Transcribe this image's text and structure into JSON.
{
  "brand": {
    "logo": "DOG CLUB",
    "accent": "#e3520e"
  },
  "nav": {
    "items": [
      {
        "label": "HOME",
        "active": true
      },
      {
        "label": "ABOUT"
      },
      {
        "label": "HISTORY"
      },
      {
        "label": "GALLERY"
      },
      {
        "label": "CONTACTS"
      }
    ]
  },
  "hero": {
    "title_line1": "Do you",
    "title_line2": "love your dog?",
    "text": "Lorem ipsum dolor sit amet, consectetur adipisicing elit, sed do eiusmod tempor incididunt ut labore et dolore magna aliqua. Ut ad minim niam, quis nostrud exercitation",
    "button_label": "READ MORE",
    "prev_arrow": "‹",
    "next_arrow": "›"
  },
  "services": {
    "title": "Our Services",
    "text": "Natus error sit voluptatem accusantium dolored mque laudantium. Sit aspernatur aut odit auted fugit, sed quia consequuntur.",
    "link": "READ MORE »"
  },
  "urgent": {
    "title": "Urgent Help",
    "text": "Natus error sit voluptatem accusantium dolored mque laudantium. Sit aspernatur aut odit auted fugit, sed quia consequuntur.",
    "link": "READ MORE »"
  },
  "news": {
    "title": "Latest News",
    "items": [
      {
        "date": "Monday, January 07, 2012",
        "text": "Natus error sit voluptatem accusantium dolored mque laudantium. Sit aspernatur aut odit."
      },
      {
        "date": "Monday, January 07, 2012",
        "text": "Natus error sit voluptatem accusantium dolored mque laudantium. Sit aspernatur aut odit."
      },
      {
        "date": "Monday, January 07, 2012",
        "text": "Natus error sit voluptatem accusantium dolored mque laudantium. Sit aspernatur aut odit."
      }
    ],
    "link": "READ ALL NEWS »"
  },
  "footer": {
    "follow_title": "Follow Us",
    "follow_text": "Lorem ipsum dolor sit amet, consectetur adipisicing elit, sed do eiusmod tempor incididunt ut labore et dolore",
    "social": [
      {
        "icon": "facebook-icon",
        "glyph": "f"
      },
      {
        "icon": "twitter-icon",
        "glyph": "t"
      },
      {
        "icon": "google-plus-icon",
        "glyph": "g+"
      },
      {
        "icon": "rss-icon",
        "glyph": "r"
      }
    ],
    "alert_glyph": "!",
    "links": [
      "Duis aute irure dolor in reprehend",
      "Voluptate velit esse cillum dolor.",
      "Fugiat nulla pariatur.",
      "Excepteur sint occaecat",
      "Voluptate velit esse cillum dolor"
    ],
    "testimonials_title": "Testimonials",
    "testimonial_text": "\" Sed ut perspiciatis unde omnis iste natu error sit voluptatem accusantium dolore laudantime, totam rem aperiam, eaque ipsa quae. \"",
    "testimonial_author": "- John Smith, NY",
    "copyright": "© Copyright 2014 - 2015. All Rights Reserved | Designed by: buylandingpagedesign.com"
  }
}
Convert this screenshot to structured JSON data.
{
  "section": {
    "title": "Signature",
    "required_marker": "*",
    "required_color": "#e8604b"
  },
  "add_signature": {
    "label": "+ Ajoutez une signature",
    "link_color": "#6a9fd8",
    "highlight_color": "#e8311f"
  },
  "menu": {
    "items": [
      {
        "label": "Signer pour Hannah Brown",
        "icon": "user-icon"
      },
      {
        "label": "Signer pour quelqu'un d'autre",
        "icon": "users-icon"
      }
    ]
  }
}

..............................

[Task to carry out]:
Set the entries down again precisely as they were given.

[Expected answer]:
Transcribe this image's text and structure into JSON.
{
  "brand": {
    "logo": "DOG CLUB",
    "accent": "#e3520e"
  },
  "nav": {
    "items": [
      {
        "label": "HOME",
        "active": true
      },
      {
        "label": "ABOUT"
      },
      {
        "label": "HISTORY"
      },
      {
        "label": "GALLERY"
      },
      {
        "label": "CONTACTS"
      }
    ]
  },
  "hero": {
    "title_line1": "Do you",
    "title_line2": "love your dog?",
    "text": "Lorem ipsum dolor sit amet, consectetur adipisicing elit, sed do eiusmod tempor incididunt ut labore et dolore magna aliqua. Ut ad minim niam, quis nostrud exercitation",
    "button_label": "READ MORE",
    "prev_arrow": "‹",
    "next_arrow": "›"
  },
  "services": {
    "title": "Our Services",
    "text": "Natus error sit voluptatem accusantium dolored mque laudantium. Sit aspernatur aut odit auted fugit, sed quia consequuntur.",
    "link": "READ MORE »"
  },
  "urgent": {
    "title": "Urgent Help",
    "text": "Natus error sit voluptatem accusantium dolored mque laudantium. Sit aspernatur aut odit auted fugit, sed quia consequuntur.",
    "link": "READ MORE »"
  },
  "news": {
    "title": "Latest News",
    "items": [
      {
        "date": "Monday, January 07, 2012",
        "text": "Natus error sit voluptatem accusantium dolored mque laudantium. Sit aspernatur aut odit."
      },
      {
        "date": "Monday, January 07, 2012",
        "text": "Natus error sit voluptatem accusantium dolored mque laudantium. Sit aspernatur aut odit."
      },
      {
        "date": "Monday, January 07, 2012",
        "text": "Natus error sit voluptatem accusantium dolored mque laudantium. Sit aspernatur aut odit."
      }
    ],
    "link": "READ ALL NEWS »"
  },
  "footer": {
    "follow_title": "Follow Us",
    "follow_text": "Lorem ipsum dolor sit amet, consectetur adipisicing elit, sed do eiusmod tempor incididunt ut labore et dolore",
    "social": [
      {
        "icon": "facebook-icon",
        "glyph": "f"
      },
      {
        "icon": "twitter-icon",
        "glyph": "t"
      },
      {
        "icon": "google-plus-icon",
        "glyph": "g+"
      },
      {
        "icon": "rss-icon",
        "glyph": "r"
      }
    ],
    "alert_glyph": "!",
    "links": [
      "Duis aute irure dolor in reprehend",
      "Voluptate velit esse cillum dolor.",
      "Fugiat nulla pariatur.",
      "Excepteur sint occaecat",
      "Voluptate velit esse cillum dolor"
    ],
    "testimonials_title": "Testimonials",
    "testimonial_text": "\" Sed ut perspiciatis unde omnis iste natu error sit voluptatem accusantium dolore laudantime, totam rem aperiam, eaque ipsa quae. \"",
    "testimonial_author": "- John Smith, NY",
    "copyright": "© Copyright 2014 - 2015. All Rights Reserved | Designed by: buylandingpagedesign.com"
  }
}
Convert this screenshot to structured JSON data.
{
  "section": {
    "title": "Signature",
    "required_marker": "*",
    "required_color": "#e8604b"
  },
  "add_signature": {
    "label": "+ Ajoutez une signature",
    "link_color": "#6a9fd8",
    "highlight_color": "#e8311f"
  },
  "menu": {
    "items": [
      {
        "label": "Signer pour Hannah Brown",
        "icon": "user-icon"
      },
      {
        "label": "Signer pour quelqu'un d'autre",
        "icon": "users-icon"
      }
    ]
  }
}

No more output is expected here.